[Data about app and page elements]
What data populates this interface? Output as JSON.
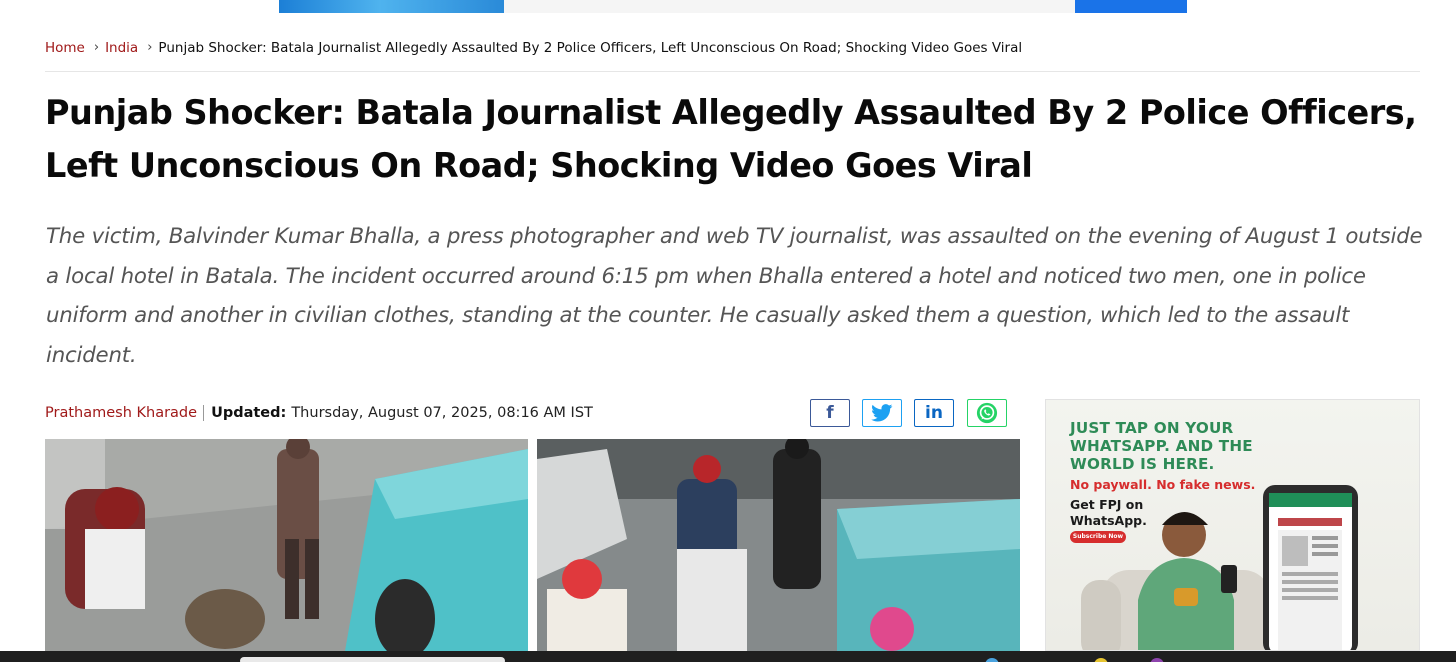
{
  "breadcrumb": {
    "home": "Home",
    "section": "India",
    "current": "Punjab Shocker: Batala Journalist Allegedly Assaulted By 2 Police Officers, Left Unconscious On Road; Shocking Video Goes Viral"
  },
  "article": {
    "headline": "Punjab Shocker: Batala Journalist Allegedly Assaulted By 2 Police Officers, Left Unconscious On Road; Shocking Video Goes Viral",
    "summary": "The victim, Balvinder Kumar Bhalla, a press photographer and web TV journalist, was assaulted on the evening of August 1 outside a local hotel in Batala. The incident occurred around 6:15 pm when Bhalla entered a hotel and noticed two men, one in police uniform and another in civilian clothes, standing at the counter. He casually asked them a question, which led to the assault incident.",
    "author": "Prathamesh Kharade",
    "updated_label": "Updated:",
    "updated_value": "Thursday, August 07, 2025, 08:16 AM IST"
  },
  "share": {
    "facebook_icon": "facebook-icon",
    "twitter_icon": "twitter-icon",
    "linkedin_icon": "linkedin-icon",
    "whatsapp_icon": "whatsapp-icon"
  },
  "side_ad": {
    "headline": "JUST TAP ON YOUR WHATSAPP. AND THE WORLD IS HERE.",
    "tagline": "No paywall. No fake news.",
    "cta_text": "Get FPJ on WhatsApp.",
    "button": "Subscribe Now",
    "accent": "#2e8b57",
    "red": "#d62d2d"
  },
  "colors": {
    "link": "#a01a1a",
    "headline": "#0a0a0a",
    "summary": "#555555"
  }
}
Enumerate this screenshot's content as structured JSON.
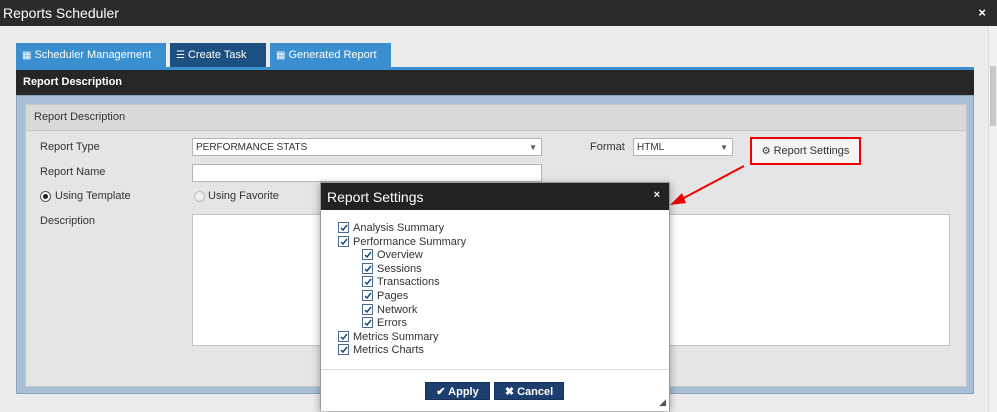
{
  "window": {
    "title": "Reports Scheduler",
    "close": "×"
  },
  "tabs": [
    {
      "label": "Scheduler Management",
      "icon": "calendar-icon"
    },
    {
      "label": "Create Task",
      "icon": "list-icon"
    },
    {
      "label": "Generated Report",
      "icon": "calendar-icon"
    }
  ],
  "panel": {
    "header": "Report Description",
    "section_title": "Report Description"
  },
  "form": {
    "report_type_label": "Report Type",
    "report_type_value": "PERFORMANCE STATS",
    "format_label": "Format",
    "format_value": "HTML",
    "report_settings_button": "Report Settings",
    "report_name_label": "Report Name",
    "report_name_value": "",
    "using_template_label": "Using Template",
    "using_favorite_label": "Using Favorite",
    "description_label": "Description"
  },
  "dialog": {
    "title": "Report Settings",
    "close": "×",
    "items": [
      {
        "label": "Analysis Summary",
        "checked": true
      },
      {
        "label": "Performance Summary",
        "checked": true
      },
      {
        "label": "Overview",
        "checked": true
      },
      {
        "label": "Sessions",
        "checked": true
      },
      {
        "label": "Transactions",
        "checked": true
      },
      {
        "label": "Pages",
        "checked": true
      },
      {
        "label": "Network",
        "checked": true
      },
      {
        "label": "Errors",
        "checked": true
      },
      {
        "label": "Metrics Summary",
        "checked": true
      },
      {
        "label": "Metrics Charts",
        "checked": true
      }
    ],
    "apply_label": "Apply",
    "cancel_label": "Cancel"
  },
  "colors": {
    "accent": "#3a8fd0",
    "active_tab": "#1c5080",
    "highlight": "#e00000",
    "button": "#1c3f6e"
  }
}
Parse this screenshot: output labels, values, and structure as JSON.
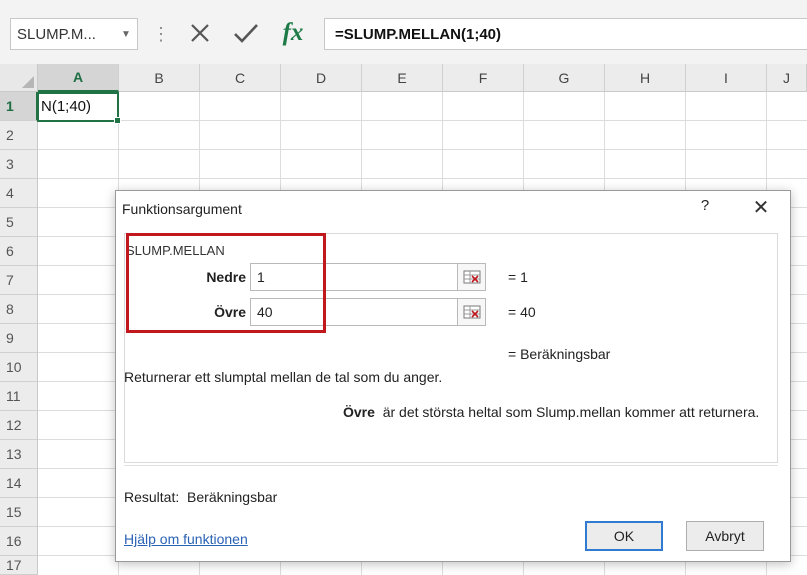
{
  "formula_bar": {
    "name_box": "SLUMP.M...",
    "formula": "=SLUMP.MELLAN(1;40)",
    "fx_label": "fx"
  },
  "grid": {
    "columns": [
      "A",
      "B",
      "C",
      "D",
      "E",
      "F",
      "G",
      "H",
      "I",
      "J"
    ],
    "rows": [
      "1",
      "2",
      "3",
      "4",
      "5",
      "6",
      "7",
      "8",
      "9",
      "10",
      "11",
      "12",
      "13",
      "14",
      "15",
      "16",
      "17"
    ],
    "active_cell_text": "N(1;40)"
  },
  "dialog": {
    "title": "Funktionsargument",
    "help": "?",
    "close": "✕",
    "function_name": "SLUMP.MELLAN",
    "args": [
      {
        "label": "Nedre",
        "value": "1",
        "result": "=  1"
      },
      {
        "label": "Övre",
        "value": "40",
        "result": "=  40"
      }
    ],
    "formula_result": "=  Beräkningsbar",
    "description": "Returnerar ett slumptal mellan de tal som du anger.",
    "arg_desc_name": "Övre",
    "arg_desc_text": "är det största heltal som Slump.mellan kommer att returnera.",
    "result_label": "Resultat:",
    "result_value": "Beräkningsbar",
    "help_link": "Hjälp om funktionen",
    "ok": "OK",
    "cancel": "Avbryt"
  },
  "colors": {
    "excel_green": "#217346",
    "highlight_red": "#c0181d",
    "link_blue": "#2a62b5"
  }
}
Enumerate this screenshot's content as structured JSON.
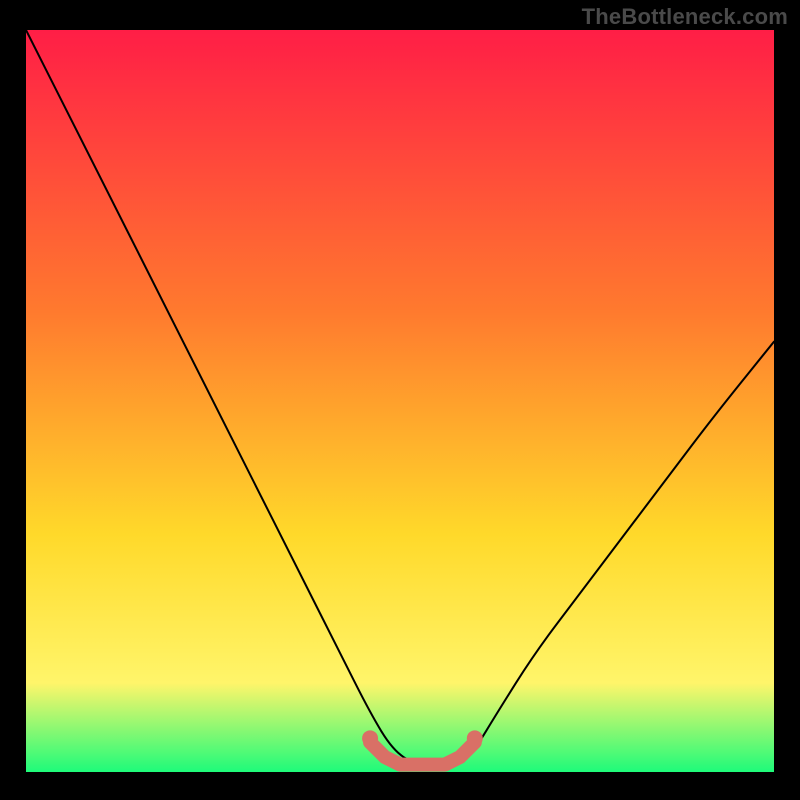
{
  "watermark": "TheBottleneck.com",
  "colors": {
    "background_black": "#000000",
    "gradient_top": "#ff1e46",
    "gradient_mid1": "#ff7a2e",
    "gradient_mid2": "#ffd92a",
    "gradient_mid3": "#fff56a",
    "gradient_bottom": "#1efb7a",
    "curve_stroke": "#000000",
    "marker_fill": "#d97066",
    "watermark_color": "#4a4a4a"
  },
  "chart_data": {
    "type": "line",
    "title": "",
    "xlabel": "",
    "ylabel": "",
    "xlim": [
      0,
      100
    ],
    "ylim": [
      0,
      100
    ],
    "series": [
      {
        "name": "bottleneck-curve",
        "x": [
          0,
          6,
          12,
          18,
          24,
          30,
          36,
          42,
          46,
          49,
          52,
          55,
          58,
          60,
          63,
          68,
          74,
          80,
          86,
          92,
          100
        ],
        "y": [
          100,
          88,
          76,
          64,
          52,
          40,
          28,
          16,
          8,
          3,
          1,
          1,
          1,
          3,
          8,
          16,
          24,
          32,
          40,
          48,
          58
        ]
      }
    ],
    "markers": {
      "name": "bottom-marker-band",
      "x": [
        46,
        48,
        50,
        52,
        54,
        56,
        58,
        60
      ],
      "y": [
        4,
        2,
        1,
        1,
        1,
        1,
        2,
        4
      ]
    },
    "annotations": []
  }
}
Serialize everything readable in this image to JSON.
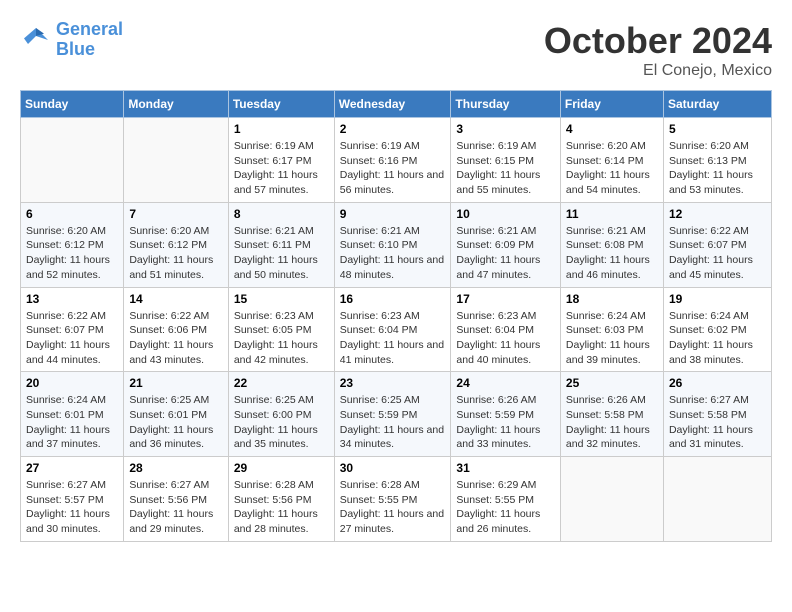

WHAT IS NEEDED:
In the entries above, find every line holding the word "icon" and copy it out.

EXERCISE SOLUTION:
    "facebook_icon": "facebook-icon",
    "twitter_icon": "twitter-icon",
    "linkedin_icon": "linkedin-icon",
    "whatsapp_icon": "whatsapp-icon"
      "icon": "calendar-icon"
      "icon": "list-icon"
      "icon": "calendar-icon"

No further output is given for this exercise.